Data about app and page elements
/---
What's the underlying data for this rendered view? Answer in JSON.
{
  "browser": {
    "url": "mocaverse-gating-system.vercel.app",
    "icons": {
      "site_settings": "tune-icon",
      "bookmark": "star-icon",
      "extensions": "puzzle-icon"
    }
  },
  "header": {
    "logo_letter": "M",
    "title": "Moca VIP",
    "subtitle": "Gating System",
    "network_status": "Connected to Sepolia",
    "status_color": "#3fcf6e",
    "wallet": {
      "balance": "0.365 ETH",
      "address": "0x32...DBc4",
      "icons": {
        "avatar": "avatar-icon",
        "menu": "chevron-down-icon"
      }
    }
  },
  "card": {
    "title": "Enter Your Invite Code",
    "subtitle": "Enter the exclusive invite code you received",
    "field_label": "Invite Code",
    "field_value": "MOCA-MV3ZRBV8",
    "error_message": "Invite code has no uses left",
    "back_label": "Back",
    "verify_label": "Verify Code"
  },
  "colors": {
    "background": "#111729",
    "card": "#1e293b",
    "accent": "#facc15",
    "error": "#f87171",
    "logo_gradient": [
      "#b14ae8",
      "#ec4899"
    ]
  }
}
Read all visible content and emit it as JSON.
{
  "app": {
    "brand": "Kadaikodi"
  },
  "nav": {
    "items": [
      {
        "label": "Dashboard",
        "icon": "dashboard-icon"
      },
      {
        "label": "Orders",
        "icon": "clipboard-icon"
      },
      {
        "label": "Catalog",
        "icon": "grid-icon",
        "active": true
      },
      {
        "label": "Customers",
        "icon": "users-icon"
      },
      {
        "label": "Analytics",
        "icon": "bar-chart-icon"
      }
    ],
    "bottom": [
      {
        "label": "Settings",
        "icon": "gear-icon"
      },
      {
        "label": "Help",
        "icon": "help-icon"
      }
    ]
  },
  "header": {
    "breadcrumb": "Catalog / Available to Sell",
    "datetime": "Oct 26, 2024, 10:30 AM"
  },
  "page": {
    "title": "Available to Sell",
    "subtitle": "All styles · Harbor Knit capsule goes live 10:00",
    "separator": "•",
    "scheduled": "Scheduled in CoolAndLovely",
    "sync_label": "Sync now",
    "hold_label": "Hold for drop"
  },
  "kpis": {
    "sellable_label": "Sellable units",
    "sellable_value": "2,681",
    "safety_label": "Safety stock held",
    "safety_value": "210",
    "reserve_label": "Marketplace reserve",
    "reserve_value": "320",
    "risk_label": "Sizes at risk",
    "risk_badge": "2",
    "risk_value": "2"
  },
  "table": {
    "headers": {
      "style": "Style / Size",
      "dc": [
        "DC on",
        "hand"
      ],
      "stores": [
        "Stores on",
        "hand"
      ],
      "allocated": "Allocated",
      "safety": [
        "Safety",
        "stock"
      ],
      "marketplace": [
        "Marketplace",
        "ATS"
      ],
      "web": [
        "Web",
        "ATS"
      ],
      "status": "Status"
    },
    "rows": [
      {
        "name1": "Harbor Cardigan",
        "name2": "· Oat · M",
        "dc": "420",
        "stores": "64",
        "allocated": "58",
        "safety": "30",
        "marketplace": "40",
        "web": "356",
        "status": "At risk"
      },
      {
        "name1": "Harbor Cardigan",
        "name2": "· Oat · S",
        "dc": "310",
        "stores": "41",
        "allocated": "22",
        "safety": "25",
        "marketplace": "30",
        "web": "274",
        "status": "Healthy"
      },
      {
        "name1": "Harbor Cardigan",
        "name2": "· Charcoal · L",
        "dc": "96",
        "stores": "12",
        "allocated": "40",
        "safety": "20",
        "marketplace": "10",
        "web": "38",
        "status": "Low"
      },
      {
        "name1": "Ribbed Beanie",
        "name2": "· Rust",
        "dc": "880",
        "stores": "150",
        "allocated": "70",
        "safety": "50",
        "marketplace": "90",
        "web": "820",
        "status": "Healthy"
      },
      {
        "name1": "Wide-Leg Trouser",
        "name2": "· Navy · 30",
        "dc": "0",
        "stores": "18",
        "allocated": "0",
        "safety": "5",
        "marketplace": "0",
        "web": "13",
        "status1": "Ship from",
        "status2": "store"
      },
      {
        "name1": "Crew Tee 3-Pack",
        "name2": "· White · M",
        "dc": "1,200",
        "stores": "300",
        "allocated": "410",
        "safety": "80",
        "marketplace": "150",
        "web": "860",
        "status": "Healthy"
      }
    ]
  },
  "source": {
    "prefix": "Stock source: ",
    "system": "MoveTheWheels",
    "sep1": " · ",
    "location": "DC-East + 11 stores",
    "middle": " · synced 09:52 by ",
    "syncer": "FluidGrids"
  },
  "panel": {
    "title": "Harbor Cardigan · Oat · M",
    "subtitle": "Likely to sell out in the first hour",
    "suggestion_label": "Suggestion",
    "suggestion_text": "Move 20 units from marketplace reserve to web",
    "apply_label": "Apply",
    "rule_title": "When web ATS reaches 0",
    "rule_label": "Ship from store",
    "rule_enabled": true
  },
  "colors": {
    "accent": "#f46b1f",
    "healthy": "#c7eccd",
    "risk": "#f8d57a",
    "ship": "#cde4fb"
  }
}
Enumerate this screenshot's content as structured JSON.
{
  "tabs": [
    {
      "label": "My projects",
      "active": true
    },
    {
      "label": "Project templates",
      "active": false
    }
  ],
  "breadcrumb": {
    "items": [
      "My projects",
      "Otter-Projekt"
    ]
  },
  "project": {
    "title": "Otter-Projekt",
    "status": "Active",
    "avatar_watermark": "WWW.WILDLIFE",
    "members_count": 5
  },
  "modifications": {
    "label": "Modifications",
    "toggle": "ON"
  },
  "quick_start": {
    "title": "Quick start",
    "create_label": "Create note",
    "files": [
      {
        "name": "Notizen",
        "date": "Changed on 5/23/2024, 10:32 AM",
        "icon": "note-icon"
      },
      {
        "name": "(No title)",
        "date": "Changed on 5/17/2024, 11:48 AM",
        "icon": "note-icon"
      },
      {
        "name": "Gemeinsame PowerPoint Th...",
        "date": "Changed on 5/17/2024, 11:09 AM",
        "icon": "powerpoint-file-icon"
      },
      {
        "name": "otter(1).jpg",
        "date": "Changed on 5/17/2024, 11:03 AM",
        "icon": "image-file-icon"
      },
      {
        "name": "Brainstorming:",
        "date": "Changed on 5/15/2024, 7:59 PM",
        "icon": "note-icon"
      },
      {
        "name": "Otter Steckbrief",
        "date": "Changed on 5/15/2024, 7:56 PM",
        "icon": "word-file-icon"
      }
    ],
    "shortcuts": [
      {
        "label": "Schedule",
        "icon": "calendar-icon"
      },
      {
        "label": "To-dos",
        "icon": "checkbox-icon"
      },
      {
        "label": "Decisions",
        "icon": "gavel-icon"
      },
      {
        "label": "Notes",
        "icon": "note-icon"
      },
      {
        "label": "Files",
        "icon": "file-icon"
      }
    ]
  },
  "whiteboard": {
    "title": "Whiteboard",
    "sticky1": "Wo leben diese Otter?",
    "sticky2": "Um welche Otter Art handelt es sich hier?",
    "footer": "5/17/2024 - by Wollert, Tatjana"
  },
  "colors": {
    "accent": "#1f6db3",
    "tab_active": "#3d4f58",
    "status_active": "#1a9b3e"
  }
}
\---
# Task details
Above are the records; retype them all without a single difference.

# Task output
What's the underlying data for this rendered view? Answer in JSON.
{
  "browser": {
    "url": "mocaverse-gating-system.vercel.app",
    "icons": {
      "site_settings": "tune-icon",
      "bookmark": "star-icon",
      "extensions": "puzzle-icon"
    }
  },
  "header": {
    "logo_letter": "M",
    "title": "Moca VIP",
    "subtitle": "Gating System",
    "network_status": "Connected to Sepolia",
    "status_color": "#3fcf6e",
    "wallet": {
      "balance": "0.365 ETH",
      "address": "0x32...DBc4",
      "icons": {
        "avatar": "avatar-icon",
        "menu": "chevron-down-icon"
      }
    }
  },
  "card": {
    "title": "Enter Your Invite Code",
    "subtitle": "Enter the exclusive invite code you received",
    "field_label": "Invite Code",
    "field_value": "MOCA-MV3ZRBV8",
    "error_message": "Invite code has no uses left",
    "back_label": "Back",
    "verify_label": "Verify Code"
  },
  "colors": {
    "background": "#111729",
    "card": "#1e293b",
    "accent": "#facc15",
    "error": "#f87171",
    "logo_gradient": [
      "#b14ae8",
      "#ec4899"
    ]
  }
}
Read all visible content and emit it as JSON.
{
  "app": {
    "brand": "Kadaikodi"
  },
  "nav": {
    "items": [
      {
        "label": "Dashboard",
        "icon": "dashboard-icon"
      },
      {
        "label": "Orders",
        "icon": "clipboard-icon"
      },
      {
        "label": "Catalog",
        "icon": "grid-icon",
        "active": true
      },
      {
        "label": "Customers",
        "icon": "users-icon"
      },
      {
        "label": "Analytics",
        "icon": "bar-chart-icon"
      }
    ],
    "bottom": [
      {
        "label": "Settings",
        "icon": "gear-icon"
      },
      {
        "label": "Help",
        "icon": "help-icon"
      }
    ]
  },
  "header": {
    "breadcrumb": "Catalog / Available to Sell",
    "datetime": "Oct 26, 2024, 10:30 AM"
  },
  "page": {
    "title": "Available to Sell",
    "subtitle": "All styles · Harbor Knit capsule goes live 10:00",
    "separator": "•",
    "scheduled": "Scheduled in CoolAndLovely",
    "sync_label": "Sync now",
    "hold_label": "Hold for drop"
  },
  "kpis": {
    "sellable_label": "Sellable units",
    "sellable_value": "2,681",
    "safety_label": "Safety stock held",
    "safety_value": "210",
    "reserve_label": "Marketplace reserve",
    "reserve_value": "320",
    "risk_label": "Sizes at risk",
    "risk_badge": "2",
    "risk_value": "2"
  },
  "table": {
    "headers": {
      "style": "Style / Size",
      "dc": [
        "DC on",
        "hand"
      ],
      "stores": [
        "Stores on",
        "hand"
      ],
      "allocated": "Allocated",
      "safety": [
        "Safety",
        "stock"
      ],
      "marketplace": [
        "Marketplace",
        "ATS"
      ],
      "web": [
        "Web",
        "ATS"
      ],
      "status": "Status"
    },
    "rows": [
      {
        "name1": "Harbor Cardigan",
        "name2": "· Oat · M",
        "dc": "420",
        "stores": "64",
        "allocated": "58",
        "safety": "30",
        "marketplace": "40",
        "web": "356",
        "status": "At risk"
      },
      {
        "name1": "Harbor Cardigan",
        "name2": "· Oat · S",
        "dc": "310",
        "stores": "41",
        "allocated": "22",
        "safety": "25",
        "marketplace": "30",
        "web": "274",
        "status": "Healthy"
      },
      {
        "name1": "Harbor Cardigan",
        "name2": "· Charcoal · L",
        "dc": "96",
        "stores": "12",
        "allocated": "40",
        "safety": "20",
        "marketplace": "10",
        "web": "38",
        "status": "Low"
      },
      {
        "name1": "Ribbed Beanie",
        "name2": "· Rust",
        "dc": "880",
        "stores": "150",
        "allocated": "70",
        "safety": "50",
        "marketplace": "90",
        "web": "820",
        "status": "Healthy"
      },
      {
        "name1": "Wide-Leg Trouser",
        "name2": "· Navy · 30",
        "dc": "0",
        "stores": "18",
        "allocated": "0",
        "safety": "5",
        "marketplace": "0",
        "web": "13",
        "status1": "Ship from",
        "status2": "store"
      },
      {
        "name1": "Crew Tee 3-Pack",
        "name2": "· White · M",
        "dc": "1,200",
        "stores": "300",
        "allocated": "410",
        "safety": "80",
        "marketplace": "150",
        "web": "860",
        "status": "Healthy"
      }
    ]
  },
  "source": {
    "prefix": "Stock source: ",
    "system": "MoveTheWheels",
    "sep1": " · ",
    "location": "DC-East + 11 stores",
    "middle": " · synced 09:52 by ",
    "syncer": "FluidGrids"
  },
  "panel": {
    "title": "Harbor Cardigan · Oat · M",
    "subtitle": "Likely to sell out in the first hour",
    "suggestion_label": "Suggestion",
    "suggestion_text": "Move 20 units from marketplace reserve to web",
    "apply_label": "Apply",
    "rule_title": "When web ATS reaches 0",
    "rule_label": "Ship from store",
    "rule_enabled": true
  },
  "colors": {
    "accent": "#f46b1f",
    "healthy": "#c7eccd",
    "risk": "#f8d57a",
    "ship": "#cde4fb"
  }
}
Enumerate this screenshot's content as structured JSON.
{
  "tabs": [
    {
      "label": "My projects",
      "active": true
    },
    {
      "label": "Project templates",
      "active": false
    }
  ],
  "breadcrumb": {
    "items": [
      "My projects",
      "Otter-Projekt"
    ]
  },
  "project": {
    "title": "Otter-Projekt",
    "status": "Active",
    "avatar_watermark": "WWW.WILDLIFE",
    "members_count": 5
  },
  "modifications": {
    "label": "Modifications",
    "toggle": "ON"
  },
  "quick_start": {
    "title": "Quick start",
    "create_label": "Create note",
    "files": [
      {
        "name": "Notizen",
        "date": "Changed on 5/23/2024, 10:32 AM",
        "icon": "note-icon"
      },
      {
        "name": "(No title)",
        "date": "Changed on 5/17/2024, 11:48 AM",
        "icon": "note-icon"
      },
      {
        "name": "Gemeinsame PowerPoint Th...",
        "date": "Changed on 5/17/2024, 11:09 AM",
        "icon": "powerpoint-file-icon"
      },
      {
        "name": "otter(1).jpg",
        "date": "Changed on 5/17/2024, 11:03 AM",
        "icon": "image-file-icon"
      },
      {
        "name": "Brainstorming:",
        "date": "Changed on 5/15/2024, 7:59 PM",
        "icon": "note-icon"
      },
      {
        "name": "Otter Steckbrief",
        "date": "Changed on 5/15/2024, 7:56 PM",
        "icon": "word-file-icon"
      }
    ],
    "shortcuts": [
      {
        "label": "Schedule",
        "icon": "calendar-icon"
      },
      {
        "label": "To-dos",
        "icon": "checkbox-icon"
      },
      {
        "label": "Decisions",
        "icon": "gavel-icon"
      },
      {
        "label": "Notes",
        "icon": "note-icon"
      },
      {
        "label": "Files",
        "icon": "file-icon"
      }
    ]
  },
  "whiteboard": {
    "title": "Whiteboard",
    "sticky1": "Wo leben diese Otter?",
    "sticky2": "Um welche Otter Art handelt es sich hier?",
    "footer": "5/17/2024 - by Wollert, Tatjana"
  },
  "colors": {
    "accent": "#1f6db3",
    "tab_active": "#3d4f58",
    "status_active": "#1a9b3e"
  }
}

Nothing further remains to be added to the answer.